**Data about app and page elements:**
=-=-=
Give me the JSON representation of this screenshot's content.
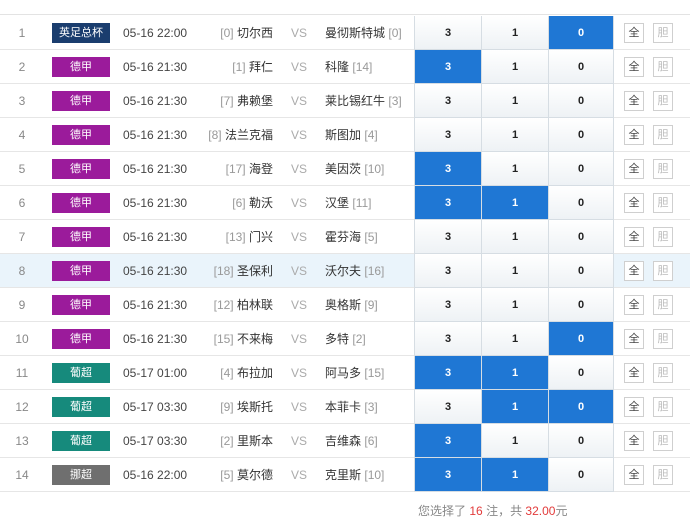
{
  "matches": [
    {
      "no": "1",
      "league": "英足总杯",
      "league_color": "#1a3d6e",
      "time": "05-16 22:00",
      "home_rank": "[0]",
      "home": "切尔西",
      "vs": "VS",
      "away": "曼彻斯特城",
      "away_rank": "[0]",
      "odds": [
        "3",
        "1",
        "0"
      ],
      "selected": [
        false,
        false,
        true
      ],
      "all_label": "全",
      "dan_label": "胆",
      "highlight": false
    },
    {
      "no": "2",
      "league": "德甲",
      "league_color": "#9b1b9b",
      "time": "05-16 21:30",
      "home_rank": "[1]",
      "home": "拜仁",
      "vs": "VS",
      "away": "科隆",
      "away_rank": "[14]",
      "odds": [
        "3",
        "1",
        "0"
      ],
      "selected": [
        true,
        false,
        false
      ],
      "all_label": "全",
      "dan_label": "胆",
      "highlight": false
    },
    {
      "no": "3",
      "league": "德甲",
      "league_color": "#9b1b9b",
      "time": "05-16 21:30",
      "home_rank": "[7]",
      "home": "弗赖堡",
      "vs": "VS",
      "away": "莱比锡红牛",
      "away_rank": "[3]",
      "odds": [
        "3",
        "1",
        "0"
      ],
      "selected": [
        false,
        false,
        false
      ],
      "all_label": "全",
      "dan_label": "胆",
      "highlight": false
    },
    {
      "no": "4",
      "league": "德甲",
      "league_color": "#9b1b9b",
      "time": "05-16 21:30",
      "home_rank": "[8]",
      "home": "法兰克福",
      "vs": "VS",
      "away": "斯图加",
      "away_rank": "[4]",
      "odds": [
        "3",
        "1",
        "0"
      ],
      "selected": [
        false,
        false,
        false
      ],
      "all_label": "全",
      "dan_label": "胆",
      "highlight": false
    },
    {
      "no": "5",
      "league": "德甲",
      "league_color": "#9b1b9b",
      "time": "05-16 21:30",
      "home_rank": "[17]",
      "home": "海登",
      "vs": "VS",
      "away": "美因茨",
      "away_rank": "[10]",
      "odds": [
        "3",
        "1",
        "0"
      ],
      "selected": [
        true,
        false,
        false
      ],
      "all_label": "全",
      "dan_label": "胆",
      "highlight": false
    },
    {
      "no": "6",
      "league": "德甲",
      "league_color": "#9b1b9b",
      "time": "05-16 21:30",
      "home_rank": "[6]",
      "home": "勒沃",
      "vs": "VS",
      "away": "汉堡",
      "away_rank": "[11]",
      "odds": [
        "3",
        "1",
        "0"
      ],
      "selected": [
        true,
        true,
        false
      ],
      "all_label": "全",
      "dan_label": "胆",
      "highlight": false
    },
    {
      "no": "7",
      "league": "德甲",
      "league_color": "#9b1b9b",
      "time": "05-16 21:30",
      "home_rank": "[13]",
      "home": "门兴",
      "vs": "VS",
      "away": "霍芬海",
      "away_rank": "[5]",
      "odds": [
        "3",
        "1",
        "0"
      ],
      "selected": [
        false,
        false,
        false
      ],
      "all_label": "全",
      "dan_label": "胆",
      "highlight": false
    },
    {
      "no": "8",
      "league": "德甲",
      "league_color": "#9b1b9b",
      "time": "05-16 21:30",
      "home_rank": "[18]",
      "home": "圣保利",
      "vs": "VS",
      "away": "沃尔夫",
      "away_rank": "[16]",
      "odds": [
        "3",
        "1",
        "0"
      ],
      "selected": [
        false,
        false,
        false
      ],
      "all_label": "全",
      "dan_label": "胆",
      "highlight": true
    },
    {
      "no": "9",
      "league": "德甲",
      "league_color": "#9b1b9b",
      "time": "05-16 21:30",
      "home_rank": "[12]",
      "home": "柏林联",
      "vs": "VS",
      "away": "奥格斯",
      "away_rank": "[9]",
      "odds": [
        "3",
        "1",
        "0"
      ],
      "selected": [
        false,
        false,
        false
      ],
      "all_label": "全",
      "dan_label": "胆",
      "highlight": false
    },
    {
      "no": "10",
      "league": "德甲",
      "league_color": "#9b1b9b",
      "time": "05-16 21:30",
      "home_rank": "[15]",
      "home": "不来梅",
      "vs": "VS",
      "away": "多特",
      "away_rank": "[2]",
      "odds": [
        "3",
        "1",
        "0"
      ],
      "selected": [
        false,
        false,
        true
      ],
      "all_label": "全",
      "dan_label": "胆",
      "highlight": false
    },
    {
      "no": "11",
      "league": "葡超",
      "league_color": "#168a7c",
      "time": "05-17 01:00",
      "home_rank": "[4]",
      "home": "布拉加",
      "vs": "VS",
      "away": "阿马多",
      "away_rank": "[15]",
      "odds": [
        "3",
        "1",
        "0"
      ],
      "selected": [
        true,
        true,
        false
      ],
      "all_label": "全",
      "dan_label": "胆",
      "highlight": false
    },
    {
      "no": "12",
      "league": "葡超",
      "league_color": "#168a7c",
      "time": "05-17 03:30",
      "home_rank": "[9]",
      "home": "埃斯托",
      "vs": "VS",
      "away": "本菲卡",
      "away_rank": "[3]",
      "odds": [
        "3",
        "1",
        "0"
      ],
      "selected": [
        false,
        true,
        true
      ],
      "all_label": "全",
      "dan_label": "胆",
      "highlight": false
    },
    {
      "no": "13",
      "league": "葡超",
      "league_color": "#168a7c",
      "time": "05-17 03:30",
      "home_rank": "[2]",
      "home": "里斯本",
      "vs": "VS",
      "away": "吉维森",
      "away_rank": "[6]",
      "odds": [
        "3",
        "1",
        "0"
      ],
      "selected": [
        true,
        false,
        false
      ],
      "all_label": "全",
      "dan_label": "胆",
      "highlight": false
    },
    {
      "no": "14",
      "league": "挪超",
      "league_color": "#6f6f6f",
      "time": "05-16 22:00",
      "home_rank": "[5]",
      "home": "莫尔德",
      "vs": "VS",
      "away": "克里斯",
      "away_rank": "[10]",
      "odds": [
        "3",
        "1",
        "0"
      ],
      "selected": [
        true,
        true,
        false
      ],
      "all_label": "全",
      "dan_label": "胆",
      "highlight": false
    }
  ],
  "summary": {
    "prefix": "您选择了",
    "count": "16",
    "mid": "注，共",
    "amount": "32.00",
    "suffix": "元"
  }
}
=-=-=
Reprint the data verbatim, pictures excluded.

**COMPLETED TASK:**
Give me the JSON representation of this screenshot's content.
{
  "matches": [
    {
      "no": "1",
      "league": "英足总杯",
      "league_color": "#1a3d6e",
      "time": "05-16 22:00",
      "home_rank": "[0]",
      "home": "切尔西",
      "vs": "VS",
      "away": "曼彻斯特城",
      "away_rank": "[0]",
      "odds": [
        "3",
        "1",
        "0"
      ],
      "selected": [
        false,
        false,
        true
      ],
      "all_label": "全",
      "dan_label": "胆",
      "highlight": false
    },
    {
      "no": "2",
      "league": "德甲",
      "league_color": "#9b1b9b",
      "time": "05-16 21:30",
      "home_rank": "[1]",
      "home": "拜仁",
      "vs": "VS",
      "away": "科隆",
      "away_rank": "[14]",
      "odds": [
        "3",
        "1",
        "0"
      ],
      "selected": [
        true,
        false,
        false
      ],
      "all_label": "全",
      "dan_label": "胆",
      "highlight": false
    },
    {
      "no": "3",
      "league": "德甲",
      "league_color": "#9b1b9b",
      "time": "05-16 21:30",
      "home_rank": "[7]",
      "home": "弗赖堡",
      "vs": "VS",
      "away": "莱比锡红牛",
      "away_rank": "[3]",
      "odds": [
        "3",
        "1",
        "0"
      ],
      "selected": [
        false,
        false,
        false
      ],
      "all_label": "全",
      "dan_label": "胆",
      "highlight": false
    },
    {
      "no": "4",
      "league": "德甲",
      "league_color": "#9b1b9b",
      "time": "05-16 21:30",
      "home_rank": "[8]",
      "home": "法兰克福",
      "vs": "VS",
      "away": "斯图加",
      "away_rank": "[4]",
      "odds": [
        "3",
        "1",
        "0"
      ],
      "selected": [
        false,
        false,
        false
      ],
      "all_label": "全",
      "dan_label": "胆",
      "highlight": false
    },
    {
      "no": "5",
      "league": "德甲",
      "league_color": "#9b1b9b",
      "time": "05-16 21:30",
      "home_rank": "[17]",
      "home": "海登",
      "vs": "VS",
      "away": "美因茨",
      "away_rank": "[10]",
      "odds": [
        "3",
        "1",
        "0"
      ],
      "selected": [
        true,
        false,
        false
      ],
      "all_label": "全",
      "dan_label": "胆",
      "highlight": false
    },
    {
      "no": "6",
      "league": "德甲",
      "league_color": "#9b1b9b",
      "time": "05-16 21:30",
      "home_rank": "[6]",
      "home": "勒沃",
      "vs": "VS",
      "away": "汉堡",
      "away_rank": "[11]",
      "odds": [
        "3",
        "1",
        "0"
      ],
      "selected": [
        true,
        true,
        false
      ],
      "all_label": "全",
      "dan_label": "胆",
      "highlight": false
    },
    {
      "no": "7",
      "league": "德甲",
      "league_color": "#9b1b9b",
      "time": "05-16 21:30",
      "home_rank": "[13]",
      "home": "门兴",
      "vs": "VS",
      "away": "霍芬海",
      "away_rank": "[5]",
      "odds": [
        "3",
        "1",
        "0"
      ],
      "selected": [
        false,
        false,
        false
      ],
      "all_label": "全",
      "dan_label": "胆",
      "highlight": false
    },
    {
      "no": "8",
      "league": "德甲",
      "league_color": "#9b1b9b",
      "time": "05-16 21:30",
      "home_rank": "[18]",
      "home": "圣保利",
      "vs": "VS",
      "away": "沃尔夫",
      "away_rank": "[16]",
      "odds": [
        "3",
        "1",
        "0"
      ],
      "selected": [
        false,
        false,
        false
      ],
      "all_label": "全",
      "dan_label": "胆",
      "highlight": true
    },
    {
      "no": "9",
      "league": "德甲",
      "league_color": "#9b1b9b",
      "time": "05-16 21:30",
      "home_rank": "[12]",
      "home": "柏林联",
      "vs": "VS",
      "away": "奥格斯",
      "away_rank": "[9]",
      "odds": [
        "3",
        "1",
        "0"
      ],
      "selected": [
        false,
        false,
        false
      ],
      "all_label": "全",
      "dan_label": "胆",
      "highlight": false
    },
    {
      "no": "10",
      "league": "德甲",
      "league_color": "#9b1b9b",
      "time": "05-16 21:30",
      "home_rank": "[15]",
      "home": "不来梅",
      "vs": "VS",
      "away": "多特",
      "away_rank": "[2]",
      "odds": [
        "3",
        "1",
        "0"
      ],
      "selected": [
        false,
        false,
        true
      ],
      "all_label": "全",
      "dan_label": "胆",
      "highlight": false
    },
    {
      "no": "11",
      "league": "葡超",
      "league_color": "#168a7c",
      "time": "05-17 01:00",
      "home_rank": "[4]",
      "home": "布拉加",
      "vs": "VS",
      "away": "阿马多",
      "away_rank": "[15]",
      "odds": [
        "3",
        "1",
        "0"
      ],
      "selected": [
        true,
        true,
        false
      ],
      "all_label": "全",
      "dan_label": "胆",
      "highlight": false
    },
    {
      "no": "12",
      "league": "葡超",
      "league_color": "#168a7c",
      "time": "05-17 03:30",
      "home_rank": "[9]",
      "home": "埃斯托",
      "vs": "VS",
      "away": "本菲卡",
      "away_rank": "[3]",
      "odds": [
        "3",
        "1",
        "0"
      ],
      "selected": [
        false,
        true,
        true
      ],
      "all_label": "全",
      "dan_label": "胆",
      "highlight": false
    },
    {
      "no": "13",
      "league": "葡超",
      "league_color": "#168a7c",
      "time": "05-17 03:30",
      "home_rank": "[2]",
      "home": "里斯本",
      "vs": "VS",
      "away": "吉维森",
      "away_rank": "[6]",
      "odds": [
        "3",
        "1",
        "0"
      ],
      "selected": [
        true,
        false,
        false
      ],
      "all_label": "全",
      "dan_label": "胆",
      "highlight": false
    },
    {
      "no": "14",
      "league": "挪超",
      "league_color": "#6f6f6f",
      "time": "05-16 22:00",
      "home_rank": "[5]",
      "home": "莫尔德",
      "vs": "VS",
      "away": "克里斯",
      "away_rank": "[10]",
      "odds": [
        "3",
        "1",
        "0"
      ],
      "selected": [
        true,
        true,
        false
      ],
      "all_label": "全",
      "dan_label": "胆",
      "highlight": false
    }
  ],
  "summary": {
    "prefix": "您选择了",
    "count": "16",
    "mid": "注，共",
    "amount": "32.00",
    "suffix": "元"
  }
}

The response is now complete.